(Collected data)
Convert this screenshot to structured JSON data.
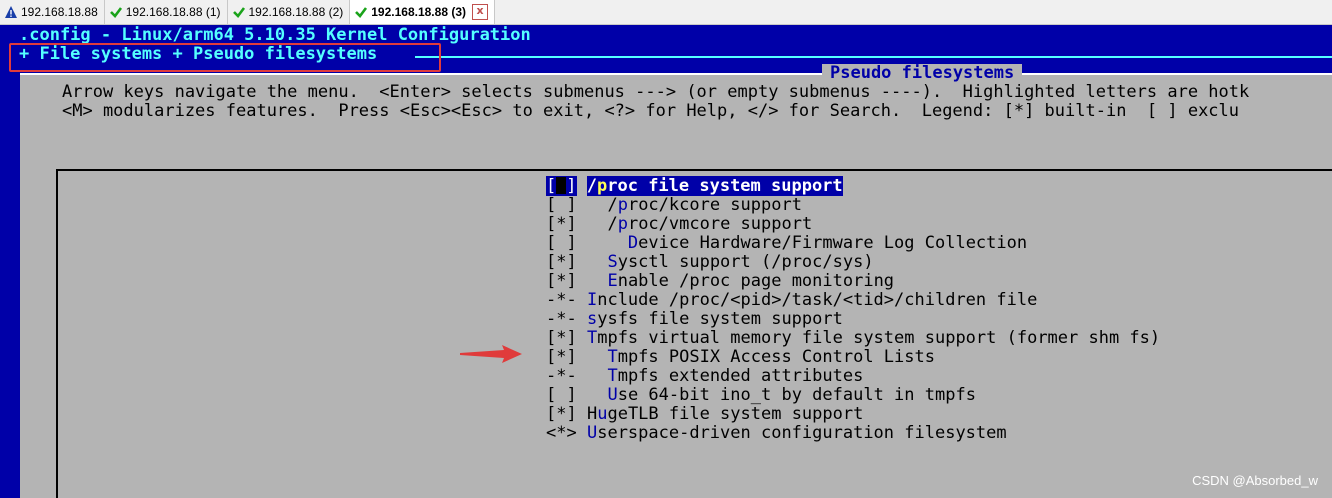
{
  "tabs": [
    {
      "label": "192.168.18.88",
      "status": "warning"
    },
    {
      "label": "192.168.18.88 (1)",
      "status": "ok"
    },
    {
      "label": "192.168.18.88 (2)",
      "status": "ok"
    },
    {
      "label": "192.168.18.88 (3)",
      "status": "ok",
      "active": true
    }
  ],
  "tab_close_glyph": "x",
  "terminal": {
    "title": ".config - Linux/arm64 5.10.35 Kernel Configuration",
    "breadcrumb": "+ File systems + Pseudo filesystems",
    "dialog_title": "Pseudo filesystems",
    "help_line1": "Arrow keys navigate the menu.  <Enter> selects submenus ---> (or empty submenus ----).  Highlighted letters are hotk",
    "help_line2": "<M> modularizes features.  Press <Esc><Esc> to exit, <?> for Help, </> for Search.  Legend: [*] built-in  [ ] exclu",
    "menu_items": [
      {
        "state": "[ ]",
        "indent": "",
        "prefix": "/",
        "hotkey": "p",
        "rest": "roc file system support",
        "selected": true
      },
      {
        "state": "[ ]",
        "indent": "  ",
        "prefix": "/",
        "hotkey": "p",
        "rest": "roc/kcore support"
      },
      {
        "state": "[*]",
        "indent": "  ",
        "prefix": "/",
        "hotkey": "p",
        "rest": "roc/vmcore support"
      },
      {
        "state": "[ ]",
        "indent": "    ",
        "prefix": "",
        "hotkey": "D",
        "rest": "evice Hardware/Firmware Log Collection"
      },
      {
        "state": "[*]",
        "indent": "  ",
        "prefix": "",
        "hotkey": "S",
        "rest": "ysctl support (/proc/sys)"
      },
      {
        "state": "[*]",
        "indent": "  ",
        "prefix": "",
        "hotkey": "E",
        "rest": "nable /proc page monitoring"
      },
      {
        "state": "-*-",
        "indent": "",
        "prefix": "",
        "hotkey": "I",
        "rest": "nclude /proc/<pid>/task/<tid>/children file"
      },
      {
        "state": "-*-",
        "indent": "",
        "prefix": "",
        "hotkey": "s",
        "rest": "ysfs file system support"
      },
      {
        "state": "[*]",
        "indent": "",
        "prefix": "",
        "hotkey": "T",
        "rest": "mpfs virtual memory file system support (former shm fs)"
      },
      {
        "state": "[*]",
        "indent": "  ",
        "prefix": "",
        "hotkey": "T",
        "rest": "mpfs POSIX Access Control Lists"
      },
      {
        "state": "-*-",
        "indent": "  ",
        "prefix": "",
        "hotkey": "T",
        "rest": "mpfs extended attributes"
      },
      {
        "state": "[ ]",
        "indent": "  ",
        "prefix": "",
        "hotkey": "U",
        "rest": "se 64-bit ino_t by default in tmpfs"
      },
      {
        "state": "[*]",
        "indent": "",
        "prefix": "H",
        "hotkey": "u",
        "rest": "geTLB file system support"
      },
      {
        "state": "<*>",
        "indent": "",
        "prefix": "",
        "hotkey": "U",
        "rest": "serspace-driven configuration filesystem"
      }
    ]
  },
  "watermark": "CSDN @Absorbed_w",
  "colors": {
    "terminal_bg": "#0000a8",
    "dialog_bg": "#b4b4b4",
    "title_text": "#55ffff",
    "hotkey": "#0000a8",
    "selected_hotkey": "#ffff55",
    "annotation_red": "#e03b3b"
  },
  "icons": {
    "warning": "warning-triangle-icon",
    "ok": "green-check-icon",
    "close": "close-icon",
    "annotation": "red-arrow-icon"
  }
}
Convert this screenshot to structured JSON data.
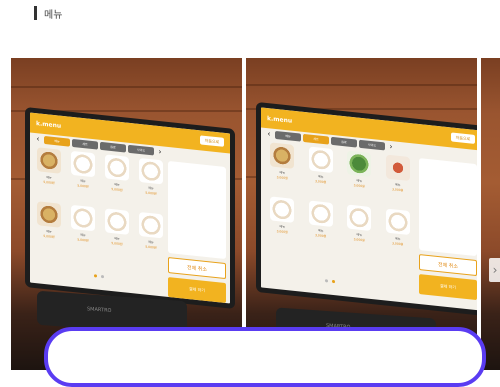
{
  "header": {
    "title": "메뉴"
  },
  "kiosk": {
    "brand": "k.menu",
    "top_button": "처음으로",
    "tabs_slide1": [
      "메뉴",
      "세트",
      "음료",
      "사이드"
    ],
    "tabs_slide2": [
      "메뉴",
      "세트",
      "음료",
      "사이드"
    ],
    "cancel_label": "전체 취소",
    "pay_label": "결제 하기",
    "items_slide1": [
      {
        "name": "메뉴",
        "price": "5,000원",
        "style": "warm"
      },
      {
        "name": "메뉴",
        "price": "5,000원",
        "style": "plain"
      },
      {
        "name": "메뉴",
        "price": "5,000원",
        "style": "plain"
      },
      {
        "name": "메뉴",
        "price": "5,000원",
        "style": "plain"
      },
      {
        "name": "메뉴",
        "price": "5,000원",
        "style": "warm"
      },
      {
        "name": "메뉴",
        "price": "5,000원",
        "style": "plain"
      },
      {
        "name": "메뉴",
        "price": "5,000원",
        "style": "plain"
      },
      {
        "name": "메뉴",
        "price": "5,000원",
        "style": "plain"
      }
    ],
    "items_slide2": [
      {
        "name": "메뉴",
        "price": "3,000원",
        "style": "warm"
      },
      {
        "name": "메뉴",
        "price": "3,000원",
        "style": "plain"
      },
      {
        "name": "메뉴",
        "price": "3,000원",
        "style": "green"
      },
      {
        "name": "메뉴",
        "price": "3,000원",
        "style": "red"
      },
      {
        "name": "메뉴",
        "price": "3,000원",
        "style": "plain"
      },
      {
        "name": "메뉴",
        "price": "3,000원",
        "style": "plain"
      },
      {
        "name": "메뉴",
        "price": "3,000원",
        "style": "plain"
      },
      {
        "name": "메뉴",
        "price": "3,000원",
        "style": "plain"
      }
    ],
    "reader_label": "SMARTRO"
  },
  "gallery": {
    "next_icon": "chevron-right-icon"
  }
}
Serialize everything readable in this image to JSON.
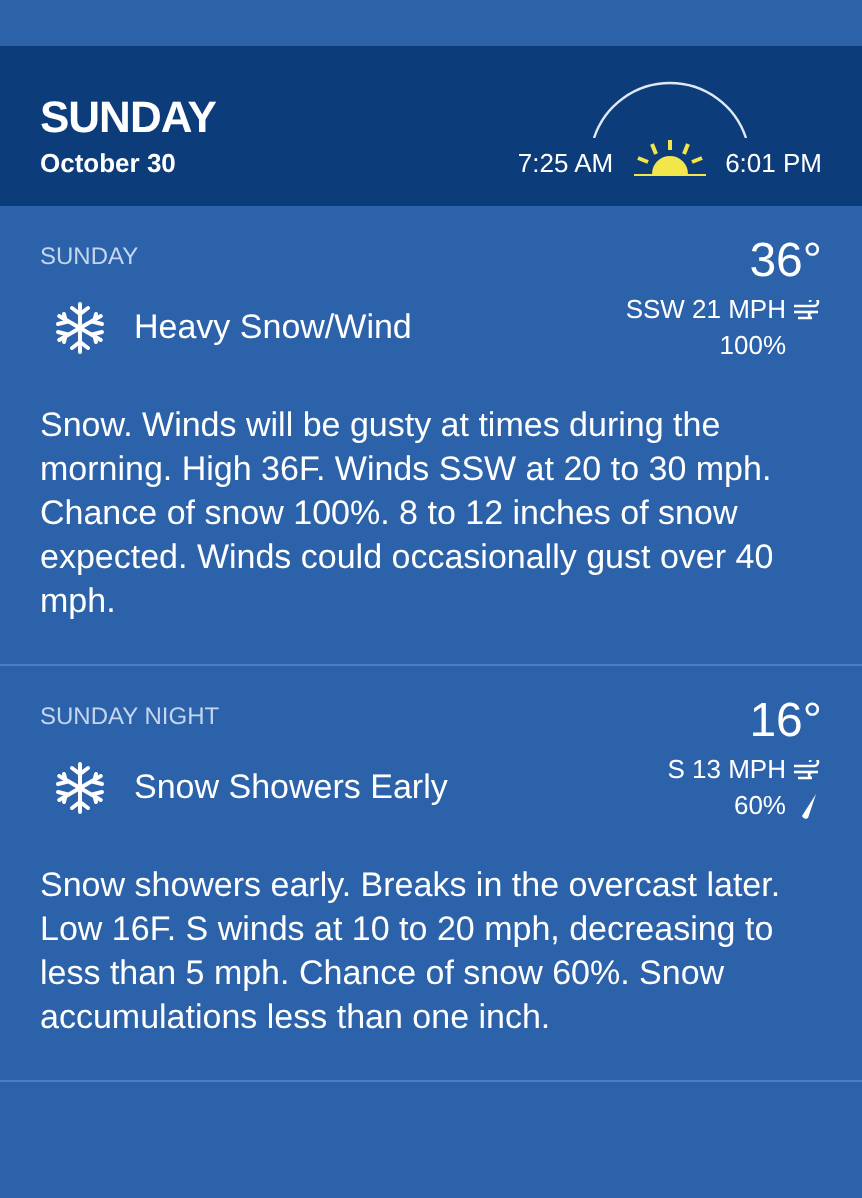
{
  "header": {
    "day": "SUNDAY",
    "date": "October 30",
    "sunrise": "7:25 AM",
    "sunset": "6:01 PM"
  },
  "periods": [
    {
      "name": "SUNDAY",
      "temp": "36°",
      "condition": "Heavy Snow/Wind",
      "wind": "SSW 21 MPH",
      "precip": "100%",
      "drop_icon": false,
      "description": "Snow. Winds will be gusty at times during the morning. High 36F. Winds SSW at 20 to 30 mph. Chance of snow 100%. 8 to 12 inches of snow expected. Winds could occasionally gust over 40 mph."
    },
    {
      "name": "SUNDAY NIGHT",
      "temp": "16°",
      "condition": "Snow Showers Early",
      "wind": "S 13 MPH",
      "precip": "60%",
      "drop_icon": true,
      "description": "Snow showers early. Breaks in the overcast later. Low 16F. S winds at 10 to 20 mph, decreasing to less than 5 mph. Chance of snow 60%. Snow accumulations less than one inch."
    }
  ]
}
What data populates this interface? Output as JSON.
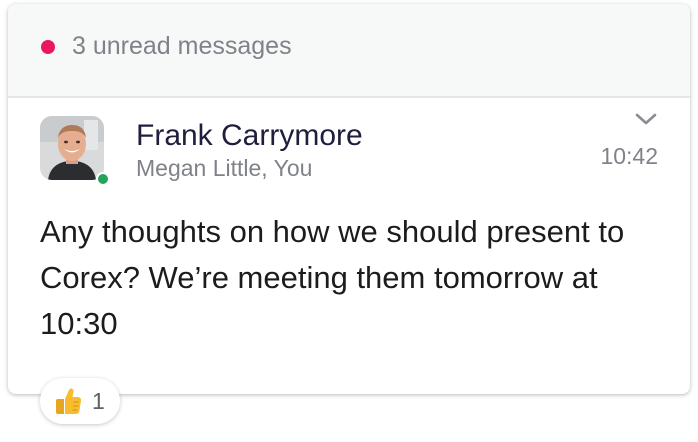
{
  "banner": {
    "unread_text": "3 unread messages"
  },
  "message": {
    "sender": "Frank Carrymore",
    "participants": "Megan Little, You",
    "time": "10:42",
    "body": "Any thoughts on how we should present to Corex? We’re meeting them tomorrow at 10:30",
    "reaction": {
      "emoji": "thumbs-up",
      "count": "1"
    }
  },
  "colors": {
    "unread_dot": "#e8195e",
    "presence_online": "#23a45b",
    "sender_text": "#1f1e3d",
    "muted_text": "#80828a"
  },
  "icons": {
    "expand": "chevron-down-icon",
    "reaction": "thumbs-up-icon"
  }
}
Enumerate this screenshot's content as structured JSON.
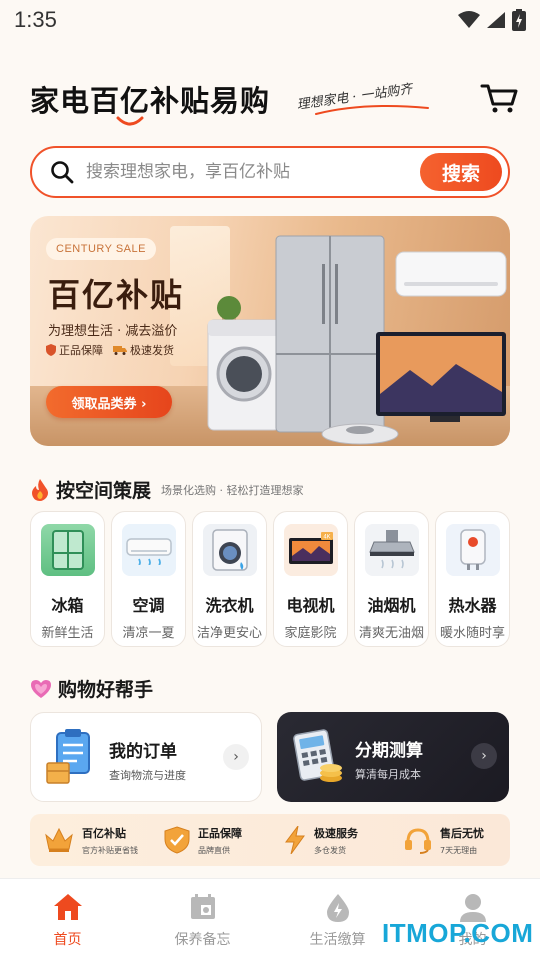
{
  "status_bar": {
    "time": "1:35"
  },
  "header": {
    "title": "家电百亿补贴易购",
    "slogan": "理想家电 · 一站购齐"
  },
  "search": {
    "placeholder": "搜索理想家电，享百亿补贴",
    "button_label": "搜索"
  },
  "banner": {
    "tag": "CENTURY SALE",
    "title": "百亿补贴",
    "subtitle": "为理想生活 · 减去溢价",
    "badges": [
      "正品保障",
      "极速发货"
    ],
    "cta": "领取品类券 ›"
  },
  "category_section": {
    "title": "按空间策展",
    "subtitle": "场景化选购 · 轻松打造理想家",
    "items": [
      {
        "name": "冰箱",
        "desc": "新鲜生活",
        "icon": "refrigerator-icon"
      },
      {
        "name": "空调",
        "desc": "清凉一夏",
        "icon": "air-conditioner-icon"
      },
      {
        "name": "洗衣机",
        "desc": "洁净更安心",
        "icon": "washing-machine-icon"
      },
      {
        "name": "电视机",
        "desc": "家庭影院",
        "icon": "television-icon"
      },
      {
        "name": "油烟机",
        "desc": "清爽无油烟",
        "icon": "range-hood-icon"
      },
      {
        "name": "热水器",
        "desc": "暖水随时享",
        "icon": "water-heater-icon"
      }
    ]
  },
  "helper_section": {
    "title": "购物好帮手",
    "orders": {
      "title": "我的订单",
      "subtitle": "查询物流与进度"
    },
    "installment": {
      "title": "分期测算",
      "subtitle": "算清每月成本"
    }
  },
  "guarantees": [
    {
      "title": "百亿补贴",
      "subtitle": "官方补贴更省钱",
      "icon": "crown-icon"
    },
    {
      "title": "正品保障",
      "subtitle": "品牌直供",
      "icon": "shield-check-icon"
    },
    {
      "title": "极速服务",
      "subtitle": "多仓发货",
      "icon": "lightning-icon"
    },
    {
      "title": "售后无忧",
      "subtitle": "7天无理由",
      "icon": "headset-icon"
    }
  ],
  "tabbar": {
    "tabs": [
      {
        "label": "首页",
        "icon": "home-icon",
        "active": true
      },
      {
        "label": "保养备忘",
        "icon": "notebook-icon",
        "active": false
      },
      {
        "label": "生活缴算",
        "icon": "drop-bolt-icon",
        "active": false
      },
      {
        "label": "我的",
        "icon": "user-icon",
        "active": false
      }
    ]
  },
  "watermark": "ITMOP.COM",
  "colors": {
    "accent": "#ee4a1f",
    "background": "#fdf9f4",
    "dark_card": "#1b1a22"
  }
}
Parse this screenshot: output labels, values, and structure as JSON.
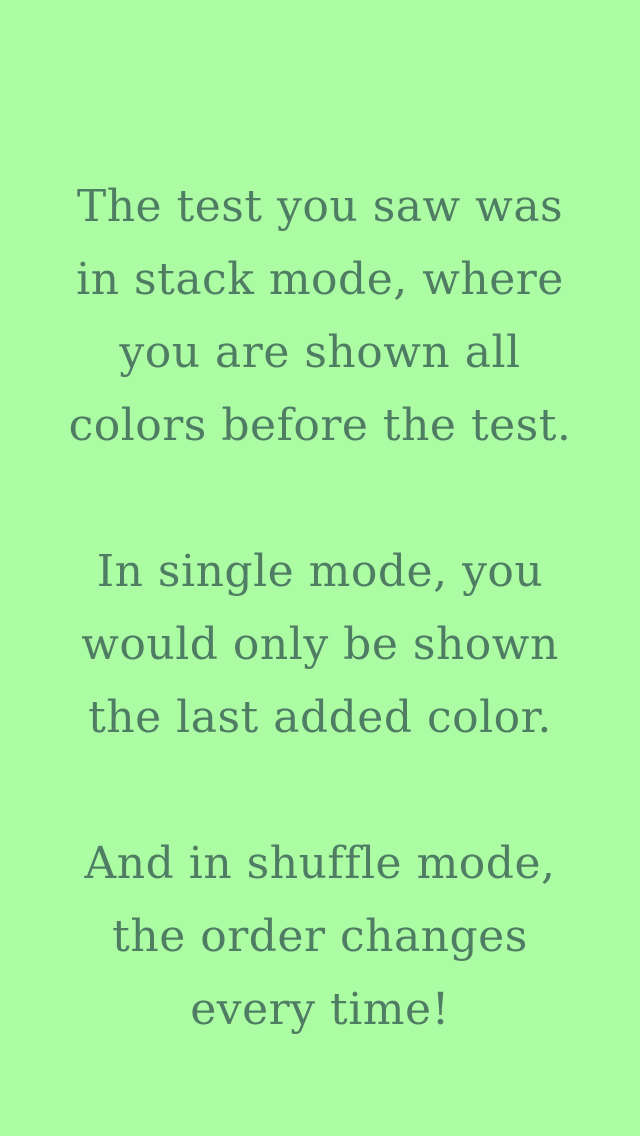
{
  "colors": {
    "background": "#acfca4",
    "text": "#4f7d63"
  },
  "message": {
    "paragraph_1": [
      "The test you saw was",
      "in stack mode, where",
      "you are shown all",
      "colors before the test."
    ],
    "paragraph_2": [
      "In single mode, you",
      "would only be shown",
      "the last added color."
    ],
    "paragraph_3": [
      "And in shuffle mode,",
      "the order changes",
      "every time!"
    ]
  }
}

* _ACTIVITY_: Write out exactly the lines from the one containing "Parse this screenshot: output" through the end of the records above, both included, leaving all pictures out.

* _YOUR RESPONSE_:
Parse this screenshot: output labels, values, and structure as JSON.
{
  "colors": {
    "background": "#acfca4",
    "text": "#4f7d63"
  },
  "message": {
    "paragraph_1": [
      "The test you saw was",
      "in stack mode, where",
      "you are shown all",
      "colors before the test."
    ],
    "paragraph_2": [
      "In single mode, you",
      "would only be shown",
      "the last added color."
    ],
    "paragraph_3": [
      "And in shuffle mode,",
      "the order changes",
      "every time!"
    ]
  }
}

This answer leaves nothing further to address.